> [PROBLEM REQUIREMENTS]: Each line of the records below that holds "heading" should be returned.

> [RECORDS SUPPLIED]:
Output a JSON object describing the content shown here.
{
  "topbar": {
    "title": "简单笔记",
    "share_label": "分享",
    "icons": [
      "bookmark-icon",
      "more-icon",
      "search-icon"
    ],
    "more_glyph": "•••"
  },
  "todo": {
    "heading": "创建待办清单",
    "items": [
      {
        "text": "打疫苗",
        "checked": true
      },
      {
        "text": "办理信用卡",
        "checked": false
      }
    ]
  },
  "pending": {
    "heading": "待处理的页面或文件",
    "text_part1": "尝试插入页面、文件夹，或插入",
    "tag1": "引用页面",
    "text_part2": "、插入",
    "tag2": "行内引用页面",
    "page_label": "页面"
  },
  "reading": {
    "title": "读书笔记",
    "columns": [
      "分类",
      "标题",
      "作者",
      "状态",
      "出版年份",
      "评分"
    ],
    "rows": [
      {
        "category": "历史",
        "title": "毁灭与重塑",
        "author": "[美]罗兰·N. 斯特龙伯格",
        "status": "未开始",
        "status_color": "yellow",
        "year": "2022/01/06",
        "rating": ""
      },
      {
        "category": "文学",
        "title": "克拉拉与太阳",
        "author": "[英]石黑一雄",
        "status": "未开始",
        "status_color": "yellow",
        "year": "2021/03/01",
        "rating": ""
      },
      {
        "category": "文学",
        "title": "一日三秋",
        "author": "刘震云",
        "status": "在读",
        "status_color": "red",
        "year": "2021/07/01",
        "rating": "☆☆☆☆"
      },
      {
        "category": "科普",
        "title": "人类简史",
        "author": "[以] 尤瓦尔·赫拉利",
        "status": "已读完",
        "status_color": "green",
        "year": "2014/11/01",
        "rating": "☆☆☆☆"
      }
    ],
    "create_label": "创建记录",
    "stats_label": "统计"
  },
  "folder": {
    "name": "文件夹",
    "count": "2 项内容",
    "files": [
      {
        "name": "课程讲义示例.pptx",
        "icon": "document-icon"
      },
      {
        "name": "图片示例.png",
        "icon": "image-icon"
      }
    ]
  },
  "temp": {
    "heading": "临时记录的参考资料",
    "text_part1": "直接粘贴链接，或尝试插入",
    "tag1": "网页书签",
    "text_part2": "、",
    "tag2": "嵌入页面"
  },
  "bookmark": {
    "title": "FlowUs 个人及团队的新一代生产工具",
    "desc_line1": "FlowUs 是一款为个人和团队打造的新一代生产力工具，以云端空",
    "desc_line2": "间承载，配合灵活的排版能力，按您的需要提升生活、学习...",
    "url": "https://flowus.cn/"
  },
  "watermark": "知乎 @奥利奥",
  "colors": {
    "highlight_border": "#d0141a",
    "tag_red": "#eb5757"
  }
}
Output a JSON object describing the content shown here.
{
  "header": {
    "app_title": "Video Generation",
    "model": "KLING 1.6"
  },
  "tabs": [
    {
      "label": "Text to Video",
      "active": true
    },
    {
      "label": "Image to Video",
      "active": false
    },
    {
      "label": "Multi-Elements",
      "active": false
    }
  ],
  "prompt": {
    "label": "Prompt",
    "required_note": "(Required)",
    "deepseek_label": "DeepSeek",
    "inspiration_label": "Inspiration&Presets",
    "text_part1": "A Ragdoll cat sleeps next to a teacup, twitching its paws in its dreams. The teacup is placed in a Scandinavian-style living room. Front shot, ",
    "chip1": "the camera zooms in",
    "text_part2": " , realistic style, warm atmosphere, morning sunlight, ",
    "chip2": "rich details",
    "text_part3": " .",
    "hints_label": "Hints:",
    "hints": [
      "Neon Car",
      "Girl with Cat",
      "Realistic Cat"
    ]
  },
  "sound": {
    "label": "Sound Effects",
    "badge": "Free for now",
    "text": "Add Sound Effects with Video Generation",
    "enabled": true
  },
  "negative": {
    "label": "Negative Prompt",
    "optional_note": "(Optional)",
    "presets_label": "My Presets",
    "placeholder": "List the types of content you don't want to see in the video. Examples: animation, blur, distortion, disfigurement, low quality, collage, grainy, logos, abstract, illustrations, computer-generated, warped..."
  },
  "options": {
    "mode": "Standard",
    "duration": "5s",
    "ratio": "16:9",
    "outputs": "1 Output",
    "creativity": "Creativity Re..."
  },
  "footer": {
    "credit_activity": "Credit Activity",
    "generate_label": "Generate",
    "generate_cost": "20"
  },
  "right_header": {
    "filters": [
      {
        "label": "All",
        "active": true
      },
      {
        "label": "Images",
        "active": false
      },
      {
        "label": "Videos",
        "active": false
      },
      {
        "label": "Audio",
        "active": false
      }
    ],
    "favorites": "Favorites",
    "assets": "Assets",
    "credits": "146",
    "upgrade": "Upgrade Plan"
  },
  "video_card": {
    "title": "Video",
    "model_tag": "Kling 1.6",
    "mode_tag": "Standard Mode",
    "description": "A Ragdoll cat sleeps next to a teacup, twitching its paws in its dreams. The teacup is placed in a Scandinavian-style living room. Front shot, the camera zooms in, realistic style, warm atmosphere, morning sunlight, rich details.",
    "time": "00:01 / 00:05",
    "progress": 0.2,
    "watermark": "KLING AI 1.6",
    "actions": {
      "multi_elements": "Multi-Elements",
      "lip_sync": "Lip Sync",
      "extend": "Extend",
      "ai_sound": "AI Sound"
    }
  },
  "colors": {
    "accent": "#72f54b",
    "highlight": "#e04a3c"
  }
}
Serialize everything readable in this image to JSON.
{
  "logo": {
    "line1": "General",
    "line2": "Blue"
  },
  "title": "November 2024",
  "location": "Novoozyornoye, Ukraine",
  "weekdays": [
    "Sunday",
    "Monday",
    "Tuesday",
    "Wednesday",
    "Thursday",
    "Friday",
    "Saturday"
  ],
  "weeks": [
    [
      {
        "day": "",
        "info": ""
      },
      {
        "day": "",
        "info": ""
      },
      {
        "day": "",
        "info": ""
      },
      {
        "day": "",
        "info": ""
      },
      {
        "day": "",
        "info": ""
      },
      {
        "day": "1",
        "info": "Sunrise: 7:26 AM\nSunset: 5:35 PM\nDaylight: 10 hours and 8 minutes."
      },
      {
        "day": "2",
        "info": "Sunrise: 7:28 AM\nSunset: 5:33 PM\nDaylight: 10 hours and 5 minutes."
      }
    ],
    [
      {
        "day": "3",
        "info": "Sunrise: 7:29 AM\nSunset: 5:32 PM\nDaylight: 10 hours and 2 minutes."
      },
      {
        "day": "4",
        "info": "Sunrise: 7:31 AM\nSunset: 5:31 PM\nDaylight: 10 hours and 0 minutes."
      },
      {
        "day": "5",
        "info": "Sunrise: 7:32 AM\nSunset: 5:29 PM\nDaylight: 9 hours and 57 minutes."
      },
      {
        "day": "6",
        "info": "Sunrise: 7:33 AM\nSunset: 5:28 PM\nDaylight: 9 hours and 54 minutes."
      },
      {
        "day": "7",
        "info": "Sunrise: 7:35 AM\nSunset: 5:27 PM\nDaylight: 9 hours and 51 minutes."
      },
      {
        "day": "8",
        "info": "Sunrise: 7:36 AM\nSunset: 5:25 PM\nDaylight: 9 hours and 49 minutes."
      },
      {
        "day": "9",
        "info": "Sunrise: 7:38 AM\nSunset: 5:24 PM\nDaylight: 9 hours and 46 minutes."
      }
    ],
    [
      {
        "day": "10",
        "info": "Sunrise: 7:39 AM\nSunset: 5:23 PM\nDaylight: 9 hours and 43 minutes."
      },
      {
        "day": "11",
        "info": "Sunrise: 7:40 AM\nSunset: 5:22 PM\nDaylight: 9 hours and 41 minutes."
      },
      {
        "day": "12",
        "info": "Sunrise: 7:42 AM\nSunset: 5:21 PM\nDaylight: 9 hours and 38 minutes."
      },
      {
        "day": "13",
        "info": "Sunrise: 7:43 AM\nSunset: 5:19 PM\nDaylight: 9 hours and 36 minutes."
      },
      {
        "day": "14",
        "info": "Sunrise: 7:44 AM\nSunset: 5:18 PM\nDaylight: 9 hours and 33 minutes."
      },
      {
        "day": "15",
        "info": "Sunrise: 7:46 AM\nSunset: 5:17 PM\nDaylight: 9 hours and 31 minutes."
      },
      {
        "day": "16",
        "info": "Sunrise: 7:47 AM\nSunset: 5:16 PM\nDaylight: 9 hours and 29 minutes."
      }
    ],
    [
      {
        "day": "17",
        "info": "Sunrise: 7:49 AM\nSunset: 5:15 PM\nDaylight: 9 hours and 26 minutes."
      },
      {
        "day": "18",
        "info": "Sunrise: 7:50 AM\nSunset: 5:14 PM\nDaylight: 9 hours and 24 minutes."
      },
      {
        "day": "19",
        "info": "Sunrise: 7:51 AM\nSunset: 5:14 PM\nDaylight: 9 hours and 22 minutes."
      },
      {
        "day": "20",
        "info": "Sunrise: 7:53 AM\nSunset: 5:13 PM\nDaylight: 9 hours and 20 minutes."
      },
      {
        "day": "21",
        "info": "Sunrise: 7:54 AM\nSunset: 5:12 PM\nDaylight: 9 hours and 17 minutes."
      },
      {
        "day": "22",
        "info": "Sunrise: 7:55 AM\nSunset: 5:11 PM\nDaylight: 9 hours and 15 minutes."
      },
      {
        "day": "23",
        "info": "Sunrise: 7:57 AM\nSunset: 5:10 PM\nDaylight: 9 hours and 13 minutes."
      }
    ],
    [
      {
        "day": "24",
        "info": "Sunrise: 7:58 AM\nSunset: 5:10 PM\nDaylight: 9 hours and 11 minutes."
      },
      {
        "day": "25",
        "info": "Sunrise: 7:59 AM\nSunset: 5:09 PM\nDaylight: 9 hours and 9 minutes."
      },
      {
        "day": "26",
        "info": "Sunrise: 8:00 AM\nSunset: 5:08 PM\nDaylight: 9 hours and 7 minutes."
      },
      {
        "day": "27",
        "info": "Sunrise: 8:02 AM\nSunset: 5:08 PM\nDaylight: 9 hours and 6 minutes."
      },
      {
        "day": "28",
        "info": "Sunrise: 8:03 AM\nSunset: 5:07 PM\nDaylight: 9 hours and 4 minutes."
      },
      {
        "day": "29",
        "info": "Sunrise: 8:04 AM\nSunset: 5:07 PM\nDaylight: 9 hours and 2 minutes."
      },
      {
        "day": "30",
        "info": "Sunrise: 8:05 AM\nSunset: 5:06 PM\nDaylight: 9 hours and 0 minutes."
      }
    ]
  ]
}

> [EXERCISE ANSWER]:
    "heading": "创建待办清单",
    "heading": "待处理的页面或文件",
    "heading": "临时记录的参考资料",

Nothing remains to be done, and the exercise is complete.